This is one of the most well-executed narratives I’ve come across. Perfectly paced, Dalí gives you everything you didn’t know you wanted while withholding exactly enough to make you clamor for more. It catches your attention from the first scene, and even then the plot is planting seeds to bloom later. It allows the reader and character to decompress when they need it, and slams them with tension and action in perfect intervals. I was engaged from start to finish without a single hang-up or complaint.
The world building was done with extensive care. It would have been so easy to info dump or drag the descriptions of the space stations and aliens on for pages, but Hamill doesn’t. Instead it’s delivered naturally, in perfectly palatable pieces. The fear many authors (and readers!) experience at the idea of crafting and narrating never-before-seen alien races is nothing to scoff at. It feels risky to force everyone’s mind into that space, but Hamill does it with such ease that the reader simply can’t be bogged down. It was so smooth and matter-of-fact, I left the book wondering why it often feels so difficult for other creators (myself included).
I love Dalí. I think part of what makes this book a shining masterpiece is the character work. Dalí is a third-gender changeling—this means they can change their sex at will, and have an intermediate “sexless” state. This is the state Dalí occupies most often, as they don’t mentally lean in either direction.
What’s wonderful about Dalí is that they just are. While reading, their gender or sex never feels strange. The narration never feels gendered in any way, and it’s never something to gawk at. It is a phenomenal experience of true neutral, and as a gender queer pansexual, I felt more at home with Dalí’s disposition than I could have imagined. I think people who may struggle with the concept of gender-queerness would benefit from a read of Dalí. It teaches you something, very gradually. It teaches you that relatability is not limited in ways we might think, and that our experiences are ultimately human, and can always be shared and understood.
Dalí is also irreparably human, with scars and flaws that run deep. But these things brought the character to life, enhancing rather than hindering. They were still relatable—more so, I’d say—and Hamill doesn’t use the character’s flaws to simply extort the narrative for their desired plot. It all feels logical and real, and you wind up loving and rooting for Dalí throughout the piece.
I’m obviously a Fan of Dalí, but the secondary characters are wonderful as well.
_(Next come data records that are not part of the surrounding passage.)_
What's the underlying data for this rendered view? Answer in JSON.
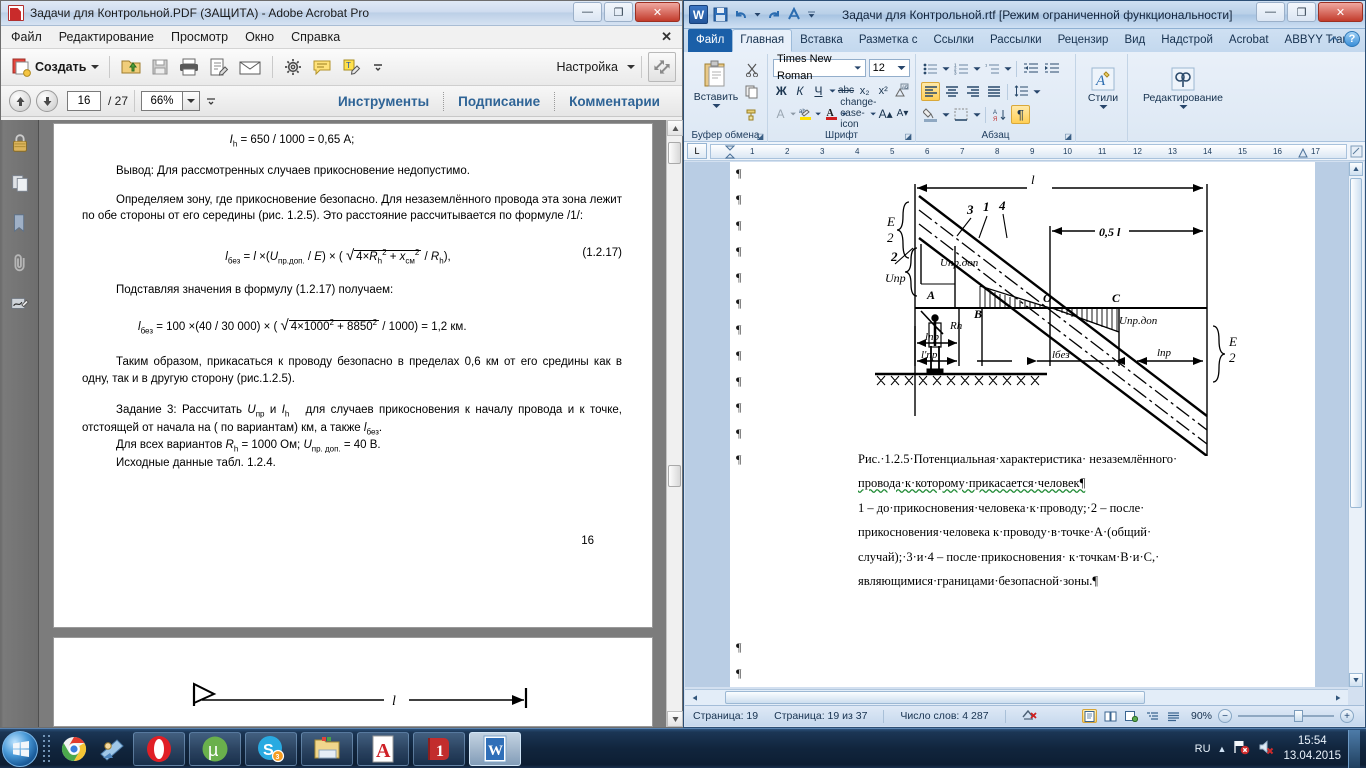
{
  "acrobat": {
    "title": "Задачи для Контрольной.PDF (ЗАЩИТА) - Adobe Acrobat Pro",
    "window_buttons": {
      "minimize": "—",
      "maximize": "❐",
      "close": "✕"
    },
    "menu": [
      "Файл",
      "Редактирование",
      "Просмотр",
      "Окно",
      "Справка"
    ],
    "menu_close": "✕",
    "toolbar": {
      "create_label": "Создать",
      "settings_label": "Настройка",
      "icons": [
        "create-icon",
        "open-file-icon",
        "save-icon",
        "print-icon",
        "sign-icon",
        "email-icon",
        "gear-icon",
        "comment-icon",
        "highlight-icon",
        "more-tools-icon",
        "fullscreen-icon"
      ]
    },
    "navbar": {
      "page_current": "16",
      "page_total": "/ 27",
      "zoom": "66%",
      "tabs": [
        "Инструменты",
        "Подписание",
        "Комментарии"
      ]
    },
    "rail_icons": [
      "lock-icon",
      "pages-icon",
      "bookmark-icon",
      "attachment-icon",
      "signature-icon"
    ],
    "document": {
      "line_ih": "I<sub>h</sub> = 650 / 1000 = 0,65 А;",
      "conclusion": "Вывод: Для рассмотренных случаев прикосновение недопустимо.",
      "para_zone": "Определяем зону, где прикосновение безопасно. Для незаземлённого провода эта зона лежит по обе стороны от его середины (рис. 1.2.5).  Это расстояние рассчитывается   по формуле /1/:",
      "formula_main": "l<sub>без</sub> = l ×(U<sub>пр.доп.</sub> / E) × ( √4× R<sub>h</sub><sup>2</sup> + x<sub>см</sub><sup>2</sup> / R<sub>h</sub>),",
      "formula_number": "(1.2.17)",
      "para_substitute": "Подставляя значения в формулу (1.2.17) получаем:",
      "formula_result": "l<sub>без</sub> = 100 ×(40 / 30 000) × ( √4×1000² + 8850² / 1000) = 1,2 км.",
      "para_thus": "Таким образом, прикасаться к проводу безопасно в пределах 0,6 км от его средины как в одну, так и в другую сторону (рис.1.2.5).",
      "para_task": "Задание 3: Рассчитать U<sub>пр</sub> и I<sub>h</sub>   для случаев прикосновения к началу провода и к точке, отстоящей от начала на ( по вариантам) км, а также l<sub>без</sub>.",
      "line_rh": "Для всех вариантов R<sub>h</sub> = 1000 Ом; U<sub>пр. доп.</sub> = 40 В.",
      "line_table": "Исходные данные табл. 1.2.4.",
      "page_number": "16",
      "next_page_symbol": "l"
    }
  },
  "word": {
    "title": "Задачи для Контрольной.rtf [Режим ограниченной функциональности]",
    "window_buttons": {
      "minimize": "—",
      "maximize": "❐",
      "close": "✕"
    },
    "quick_access": [
      "save-icon",
      "undo-icon",
      "redo-icon",
      "abbyy-icon",
      "customize-qat-icon"
    ],
    "tabs": [
      "Файл",
      "Главная",
      "Вставка",
      "Разметка с",
      "Ссылки",
      "Рассылки",
      "Рецензир",
      "Вид",
      "Надстрой",
      "Acrobat",
      "ABBYY Trar"
    ],
    "active_tab": "Главная",
    "help_icons": [
      "minimize-ribbon-icon",
      "help-icon"
    ],
    "ribbon": {
      "groups": [
        {
          "label": "Буфер обмена",
          "main_button": "Вставить",
          "icons": [
            "paste-icon",
            "cut-icon",
            "copy-icon",
            "format-painter-icon"
          ]
        },
        {
          "label": "Шрифт",
          "font_name": "Times New Roman",
          "font_size": "12",
          "buttons": [
            "Ж",
            "К",
            "Ч",
            "abc",
            "x₂",
            "x²",
            "clear-format-icon",
            "text-effects-icon",
            "highlight-icon",
            "font-color-icon",
            "change-case-icon",
            "grow-font-icon",
            "shrink-font-icon"
          ]
        },
        {
          "label": "Абзац",
          "buttons": [
            "bullets-icon",
            "numbering-icon",
            "multilevel-icon",
            "decrease-indent-icon",
            "increase-indent-icon",
            "align-left-icon",
            "align-center-icon",
            "align-right-icon",
            "justify-icon",
            "line-spacing-icon",
            "shading-icon",
            "borders-icon",
            "sort-icon",
            "show-marks-icon"
          ]
        },
        {
          "label": "",
          "styles_label": "Стили",
          "editing_label": "Редактирование"
        }
      ]
    },
    "ruler": {
      "corner": "L",
      "ticks": [
        "1",
        "2",
        "3",
        "4",
        "5",
        "6",
        "7",
        "8",
        "9",
        "10",
        "11",
        "12",
        "13",
        "14",
        "15",
        "16",
        "17"
      ]
    },
    "document": {
      "figure_labels": {
        "l_top": "l",
        "half_l": "0,5 l",
        "e_over_2_left": "E/2",
        "e_over_2_right": "E/2",
        "curve_3": "3",
        "curve_1": "1",
        "curve_4": "4",
        "curve_2": "2",
        "u_pr": "Uпр",
        "u_pr_dop_left": "Uпр.доп",
        "u_pr_dop_right": "Uпр.доп",
        "point_a": "A",
        "point_b": "B",
        "point_c": "C",
        "point_o": "O",
        "rh": "Rh",
        "l_pr_left": "lпр",
        "l_pr_prime": "l'пр",
        "l_bez": "lбез",
        "l_pr_right": "lпр"
      },
      "caption_line1": "Рис.·1.2.5·Потенциальная·характеристика· незаземлённого·",
      "caption_line2": "провода·к·которому·прикасается·человек¶",
      "caption_line3": "1 – до·прикосновения·человека·к·проводу;·2 – после·",
      "caption_line4": "прикосновения·человека к·проводу·в·точке·A·(общий·",
      "caption_line5": "случай);·3·и·4 – после·прикосновения· к·точкам·B·и·C,·",
      "caption_line6": "являющимися·границами·безопасной·зоны.¶",
      "pilcrow": "¶"
    },
    "statusbar": {
      "page_label": "Страница: 19",
      "page_of": "Страница: 19 из 37",
      "word_count": "Число слов: 4 287",
      "proofing_icon": "spellcheck-error-icon",
      "views": [
        "print-layout-icon",
        "full-screen-read-icon",
        "web-layout-icon",
        "outline-icon",
        "draft-icon"
      ],
      "zoom": "90%",
      "zoom_out": "−",
      "zoom_in": "+"
    }
  },
  "taskbar": {
    "start_icon": "windows-start-icon",
    "quick_launch": [
      "chrome-icon",
      "windows-media-icon"
    ],
    "apps": [
      "opera-icon",
      "utorrent-icon",
      "skype-icon",
      "explorer-icon",
      "adobe-reader-icon",
      "onenote-icon",
      "word-icon"
    ],
    "tray": {
      "language": "RU",
      "show_hidden": "▲",
      "icons": [
        "network-error-icon",
        "volume-error-icon"
      ],
      "time": "15:54",
      "date": "13.04.2015"
    }
  }
}
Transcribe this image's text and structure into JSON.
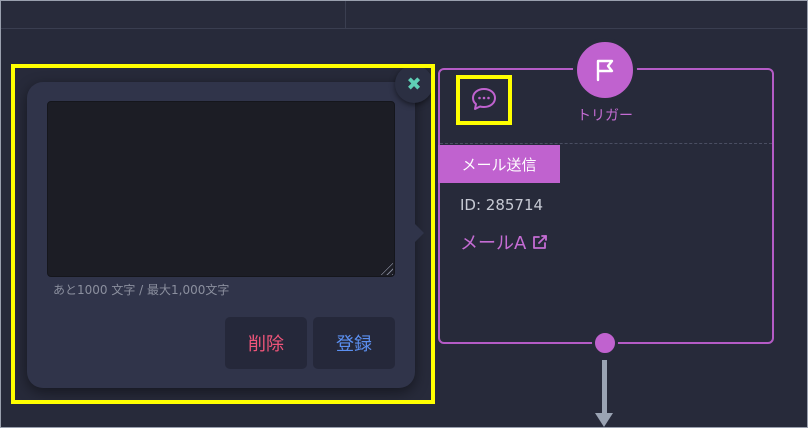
{
  "memo": {
    "text_value": "",
    "char_count": "あと1000 文字 / 最大1,000文字",
    "delete_label": "削除",
    "save_label": "登録",
    "close_icon": "✖"
  },
  "node": {
    "trigger_label": "トリガー",
    "action_label": "メール送信",
    "id_text": "ID: 285714",
    "mail_link_label": "メールA"
  },
  "icons": {
    "close": "close-icon",
    "flag": "flag-icon",
    "comment": "comment-icon",
    "external_link": "external-link-icon"
  },
  "colors": {
    "accent_purple": "#c062cf",
    "highlight_yellow": "#ffff00",
    "delete_red": "#f0557a",
    "save_blue": "#5b8ff0",
    "close_teal": "#5fd0b6"
  }
}
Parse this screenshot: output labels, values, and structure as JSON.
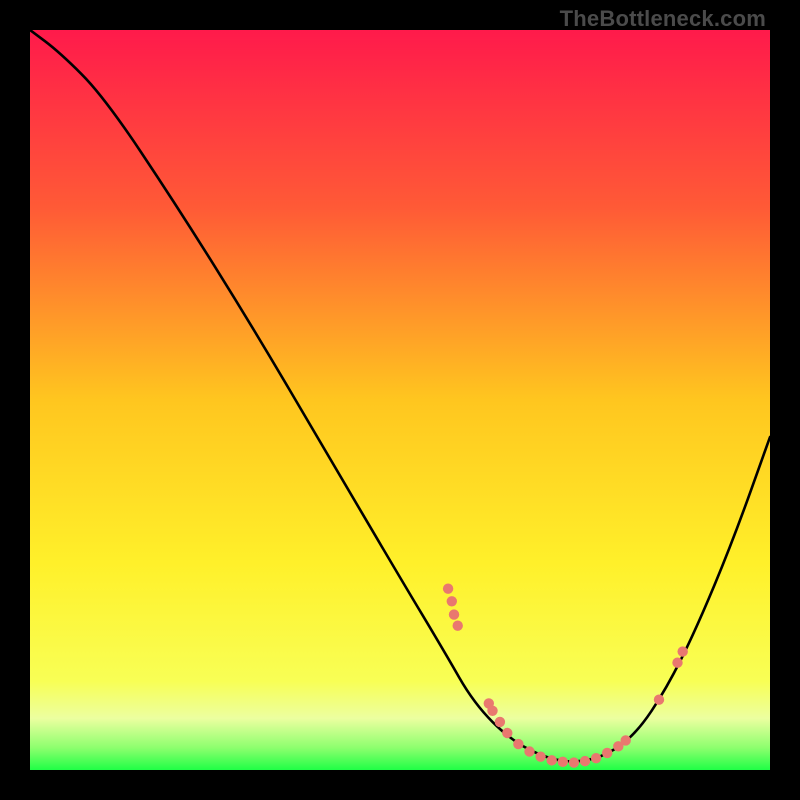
{
  "watermark": "TheBottleneck.com",
  "colors": {
    "background": "#000000",
    "gradient_top": "#ff1a4b",
    "gradient_mid_upper": "#ff6a2f",
    "gradient_mid": "#ffd21f",
    "gradient_lower": "#fff833",
    "gradient_band": "#f8ff60",
    "gradient_bottom": "#27ff4a",
    "curve": "#000000",
    "dot": "#e9786f",
    "watermark": "#4b4b4b"
  },
  "chart_data": {
    "type": "line",
    "title": "",
    "xlabel": "",
    "ylabel": "",
    "xlim": [
      0,
      100
    ],
    "ylim": [
      0,
      100
    ],
    "curve": [
      {
        "x": 0,
        "y": 100
      },
      {
        "x": 4,
        "y": 97
      },
      {
        "x": 10,
        "y": 91
      },
      {
        "x": 20,
        "y": 76
      },
      {
        "x": 30,
        "y": 60
      },
      {
        "x": 40,
        "y": 43
      },
      {
        "x": 50,
        "y": 26
      },
      {
        "x": 56,
        "y": 16
      },
      {
        "x": 60,
        "y": 9
      },
      {
        "x": 65,
        "y": 4
      },
      {
        "x": 70,
        "y": 1.5
      },
      {
        "x": 74,
        "y": 1
      },
      {
        "x": 78,
        "y": 2
      },
      {
        "x": 82,
        "y": 5
      },
      {
        "x": 86,
        "y": 11
      },
      {
        "x": 90,
        "y": 19
      },
      {
        "x": 95,
        "y": 31
      },
      {
        "x": 100,
        "y": 45
      }
    ],
    "dots": [
      {
        "x": 56.5,
        "y": 24.5
      },
      {
        "x": 57.0,
        "y": 22.8
      },
      {
        "x": 57.3,
        "y": 21.0
      },
      {
        "x": 57.8,
        "y": 19.5
      },
      {
        "x": 62.0,
        "y": 9.0
      },
      {
        "x": 62.5,
        "y": 8.0
      },
      {
        "x": 63.5,
        "y": 6.5
      },
      {
        "x": 64.5,
        "y": 5.0
      },
      {
        "x": 66.0,
        "y": 3.5
      },
      {
        "x": 67.5,
        "y": 2.5
      },
      {
        "x": 69.0,
        "y": 1.8
      },
      {
        "x": 70.5,
        "y": 1.3
      },
      {
        "x": 72.0,
        "y": 1.1
      },
      {
        "x": 73.5,
        "y": 1.0
      },
      {
        "x": 75.0,
        "y": 1.2
      },
      {
        "x": 76.5,
        "y": 1.6
      },
      {
        "x": 78.0,
        "y": 2.3
      },
      {
        "x": 79.5,
        "y": 3.2
      },
      {
        "x": 80.5,
        "y": 4.0
      },
      {
        "x": 85.0,
        "y": 9.5
      },
      {
        "x": 87.5,
        "y": 14.5
      },
      {
        "x": 88.2,
        "y": 16.0
      }
    ]
  }
}
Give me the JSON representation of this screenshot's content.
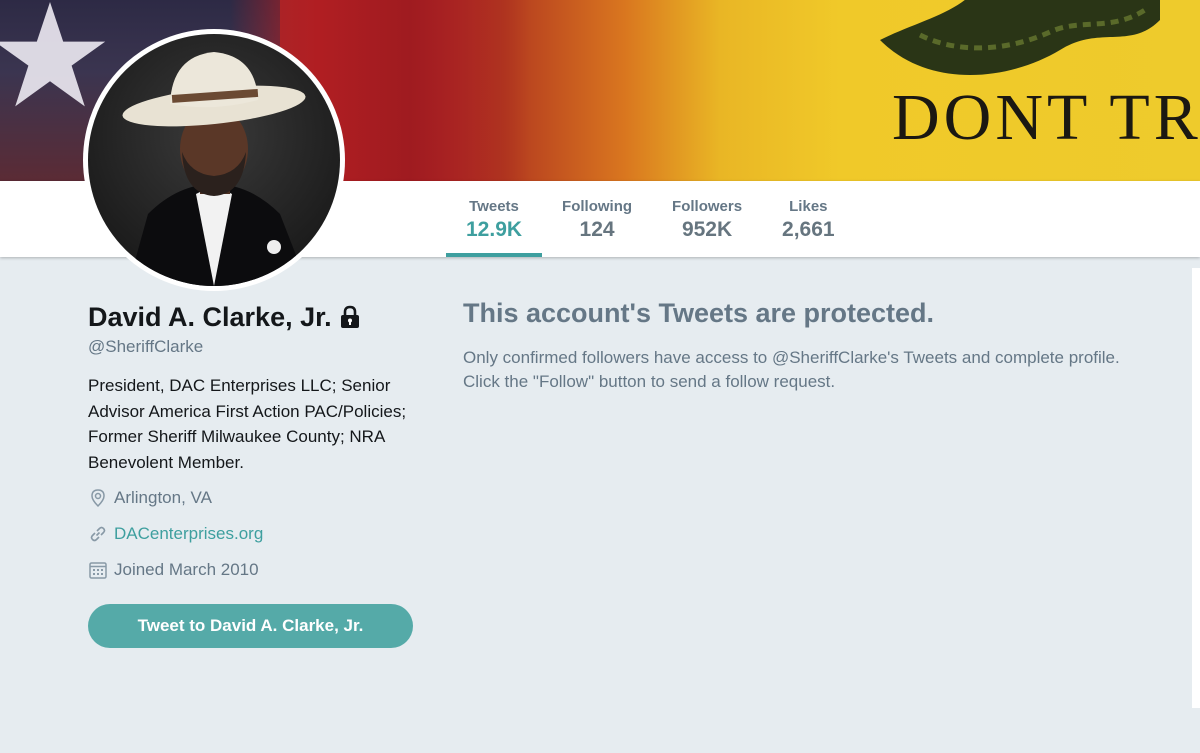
{
  "header": {
    "banner_text": "DONT TR",
    "colors": {
      "accent": "#3e9f9f",
      "button": "#55aaa8",
      "background": "#e6ecf0"
    }
  },
  "nav": {
    "stats": [
      {
        "label": "Tweets",
        "value": "12.9K",
        "active": true
      },
      {
        "label": "Following",
        "value": "124",
        "active": false
      },
      {
        "label": "Followers",
        "value": "952K",
        "active": false
      },
      {
        "label": "Likes",
        "value": "2,661",
        "active": false
      }
    ]
  },
  "profile": {
    "name": "David A. Clarke, Jr.",
    "handle": "@SheriffClarke",
    "bio": "President, DAC Enterprises LLC; Senior Advisor America First Action PAC/Policies; Former Sheriff Milwaukee County; NRA Benevolent Member.",
    "location": "Arlington, VA",
    "website": "DACenterprises.org",
    "joined": "Joined March 2010",
    "tweet_button": "Tweet to David A. Clarke, Jr.",
    "icons": {
      "lock": "lock-icon",
      "location": "location-pin-icon",
      "link": "link-icon",
      "calendar": "calendar-icon"
    }
  },
  "protected": {
    "title": "This account's Tweets are protected.",
    "line1": "Only confirmed followers have access to @SheriffClarke's Tweets and complete profile.",
    "line2": "Click the \"Follow\" button to send a follow request."
  }
}
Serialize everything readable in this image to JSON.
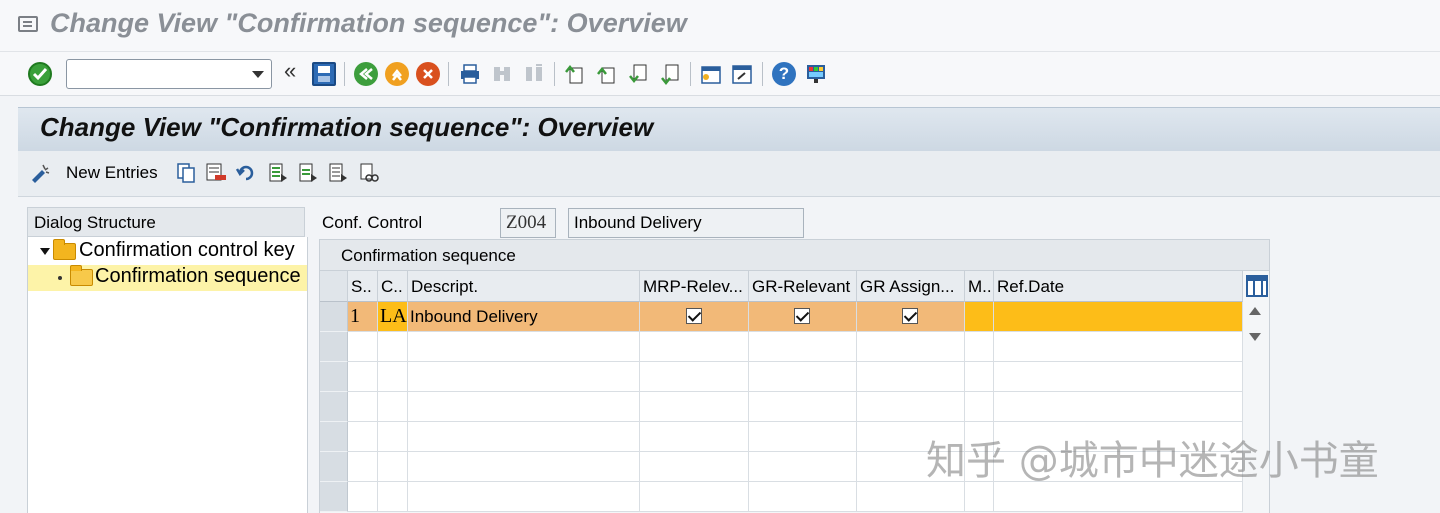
{
  "window": {
    "title": "Change View \"Confirmation sequence\": Overview"
  },
  "toolbar": {
    "command_field": {
      "value": "",
      "placeholder": ""
    },
    "chevron": "«"
  },
  "screen_header": {
    "title": "Change View \"Confirmation sequence\": Overview"
  },
  "app_toolbar": {
    "new_entries_label": "New Entries"
  },
  "dialog_structure": {
    "header": "Dialog Structure",
    "items": [
      {
        "label": "Confirmation control key"
      },
      {
        "label": "Confirmation sequence"
      }
    ]
  },
  "conf_control": {
    "label": "Conf. Control",
    "code": "Z004",
    "description": "Inbound Delivery"
  },
  "table": {
    "title": "Confirmation sequence",
    "columns": [
      "S..",
      "C..",
      "Descript.",
      "MRP-Relev...",
      "GR-Relevant",
      "GR Assign...",
      "M..",
      "Ref.Date"
    ],
    "rows": [
      {
        "seq": "1",
        "conf_cat": "LA",
        "description": "Inbound Delivery",
        "mrp_relevant": true,
        "gr_relevant": true,
        "gr_assignment": true,
        "m": "",
        "ref_date": ""
      }
    ]
  },
  "colors": {
    "selected_row": "#f2b978",
    "highlight_cell": "#fdbd18",
    "tree_selected": "#fdf3a8",
    "header_bg": "#cdd8e3"
  },
  "watermark": "知乎 @城市中迷途小书童"
}
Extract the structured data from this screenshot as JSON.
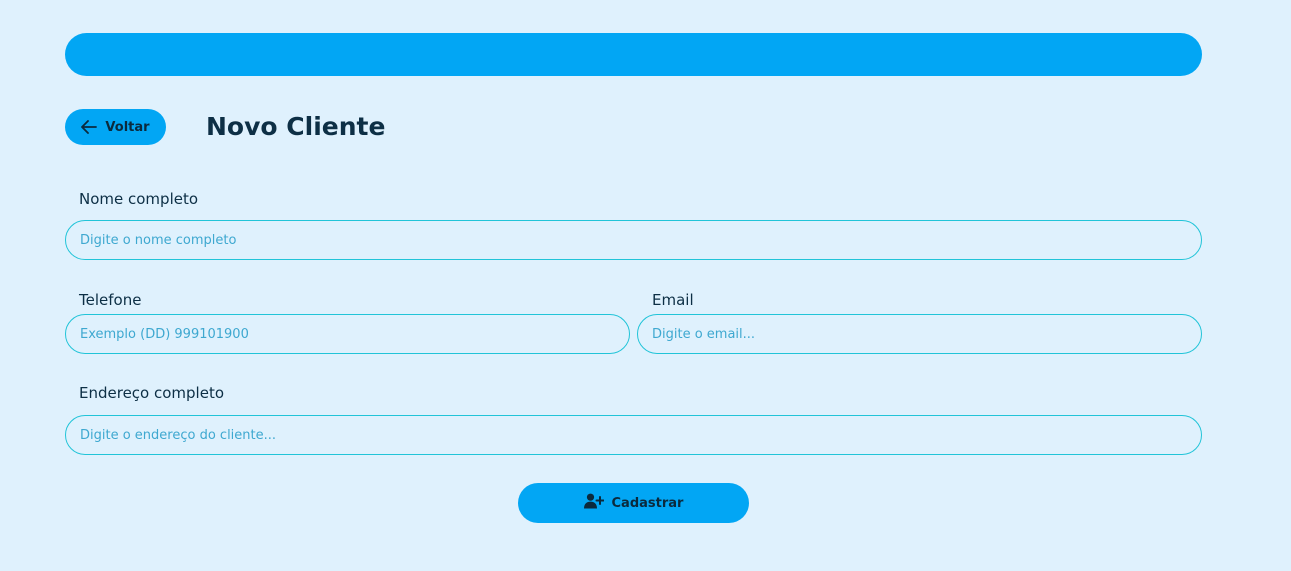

They’re all layered, none just thrown in to take up space. You get a real sense of everyone who surrounds Dalí at any given time, and I want to know many of them better. I don’t know if Hamill is planning more for this universe, but I would gobble it up in a heartbeat.
Just buy the book. I could go on and on about how much I enjoyed this piece, and how I’ll instantly preorder anything else E. M. Hamill writes. But the moral of this review is that Dalí is a fantastic piece of literature, and you should give it a go.
Note: I am an Amazon Associate and I am using affiliate links. These do not affect you or my reviews.
From Ninestar Press: